In matters of design, the outcome of such an unbridgeable gap between public and private is an intense focus on the micro-scale, which can be controlled in laboratory conditions by family businesses. The artistry of the Ballos fixes in still, arresting images the countrywide Italian obsession with the small scale, where taste and social status coalesce into design items tied to a very specific class system. In that, authorship plays a monumental role in the marketing of a signature piece. It equates to quality control by manufacturing circles that is as benevolent as it is maniacal. To see Ettore Sottsass next to his creations seals authenticity and distinction to each piece, now immune from the anonymity of mass production. The Ballos’ photography zooms into the hyper-reality of furniture fabrics, of keyboards, of kitchenware to aggrandize the uneventful and bring it into the stream of idealized living. All these aesthetic decisions were certainly conscious choices. However, it is the realization of the photographers’ agency in the making or breaking of the legendary that is the achievement of our time. To understand why particular images and their creators have become, in time, the face of an era is a big question worthy of rigorous sociological scrutiny. For those with less scholarly but equally notable aims, the high of looking at these photographs or handling these wonderful design gems makes Zoom an exhibit most certainly worth remembering.

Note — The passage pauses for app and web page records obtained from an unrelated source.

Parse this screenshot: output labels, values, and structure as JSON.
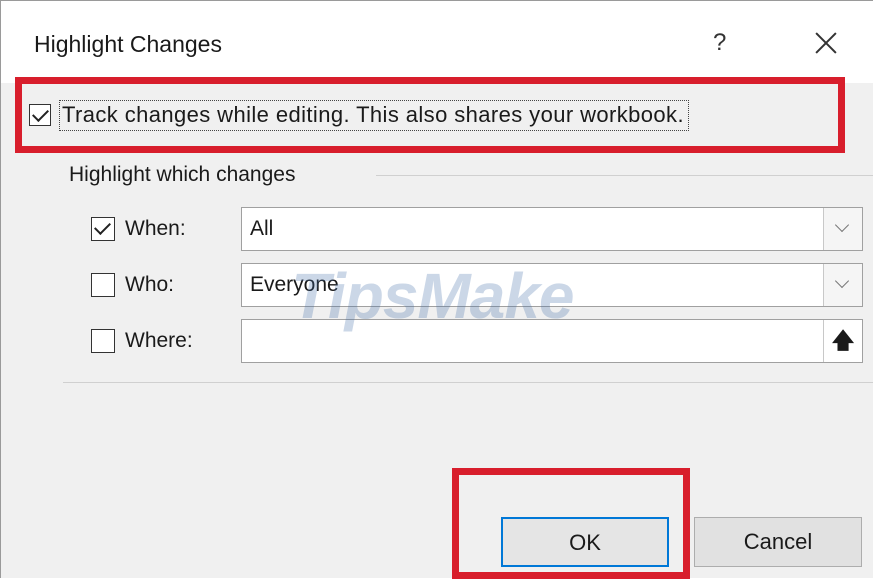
{
  "dialog": {
    "title": "Highlight Changes",
    "help_label": "?"
  },
  "track": {
    "label": "Track changes while editing. This also shares your workbook.",
    "checked": true
  },
  "group": {
    "title": "Highlight which changes",
    "rows": [
      {
        "label": "When:",
        "checked": true,
        "value": "All",
        "control": "dropdown"
      },
      {
        "label": "Who:",
        "checked": false,
        "value": "Everyone",
        "control": "dropdown"
      },
      {
        "label": "Where:",
        "checked": false,
        "value": "",
        "control": "range-selector"
      }
    ],
    "ref_button": "🡅"
  },
  "watermark": "TipsMake",
  "buttons": {
    "ok": "OK",
    "cancel": "Cancel"
  },
  "colors": {
    "highlight_box": "#d81e2c",
    "focus_border": "#0078d7"
  }
}
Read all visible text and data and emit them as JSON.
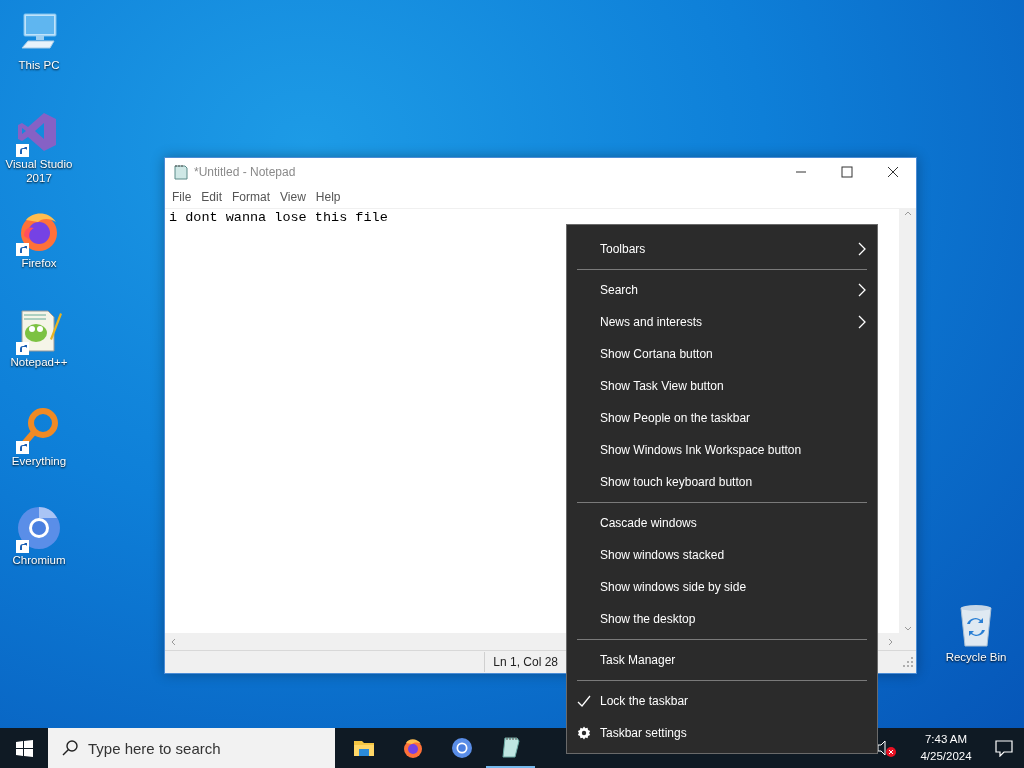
{
  "desktop_icons": [
    {
      "label": "This PC",
      "kind": "pc",
      "shortcut": false
    },
    {
      "label": "Visual Studio 2017",
      "kind": "vs",
      "shortcut": true
    },
    {
      "label": "Firefox",
      "kind": "firefox",
      "shortcut": true
    },
    {
      "label": "Notepad++",
      "kind": "npp",
      "shortcut": true
    },
    {
      "label": "Everything",
      "kind": "everything",
      "shortcut": true
    },
    {
      "label": "Chromium",
      "kind": "chromium",
      "shortcut": true
    }
  ],
  "recycle_bin": {
    "label": "Recycle Bin"
  },
  "notepad": {
    "title": "*Untitled - Notepad",
    "menu": [
      "File",
      "Edit",
      "Format",
      "View",
      "Help"
    ],
    "text": "i dont wanna lose this file",
    "status": "Ln 1, Col 28"
  },
  "context_menu": {
    "groups": [
      [
        {
          "label": "Toolbars",
          "kind": "submenu"
        }
      ],
      [
        {
          "label": "Search",
          "kind": "submenu"
        },
        {
          "label": "News and interests",
          "kind": "submenu"
        },
        {
          "label": "Show Cortana button",
          "kind": "plain"
        },
        {
          "label": "Show Task View button",
          "kind": "plain"
        },
        {
          "label": "Show People on the taskbar",
          "kind": "plain"
        },
        {
          "label": "Show Windows Ink Workspace button",
          "kind": "plain"
        },
        {
          "label": "Show touch keyboard button",
          "kind": "plain"
        }
      ],
      [
        {
          "label": "Cascade windows",
          "kind": "plain"
        },
        {
          "label": "Show windows stacked",
          "kind": "plain"
        },
        {
          "label": "Show windows side by side",
          "kind": "plain"
        },
        {
          "label": "Show the desktop",
          "kind": "plain"
        }
      ],
      [
        {
          "label": "Task Manager",
          "kind": "plain"
        }
      ],
      [
        {
          "label": "Lock the taskbar",
          "kind": "check",
          "checked": true
        },
        {
          "label": "Taskbar settings",
          "kind": "settings"
        }
      ]
    ]
  },
  "taskbar": {
    "search_placeholder": "Type here to search",
    "apps": [
      {
        "kind": "explorer",
        "running": false
      },
      {
        "kind": "firefox",
        "running": false
      },
      {
        "kind": "chromium",
        "running": false
      },
      {
        "kind": "notepad",
        "running": true
      }
    ],
    "time": "7:43 AM",
    "date": "4/25/2024"
  }
}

Zoom. Italian Design and the Photography of Aldo and Marirosa Ballo can be seen at the Bellevue Arts Museum from 15 March – 16 June.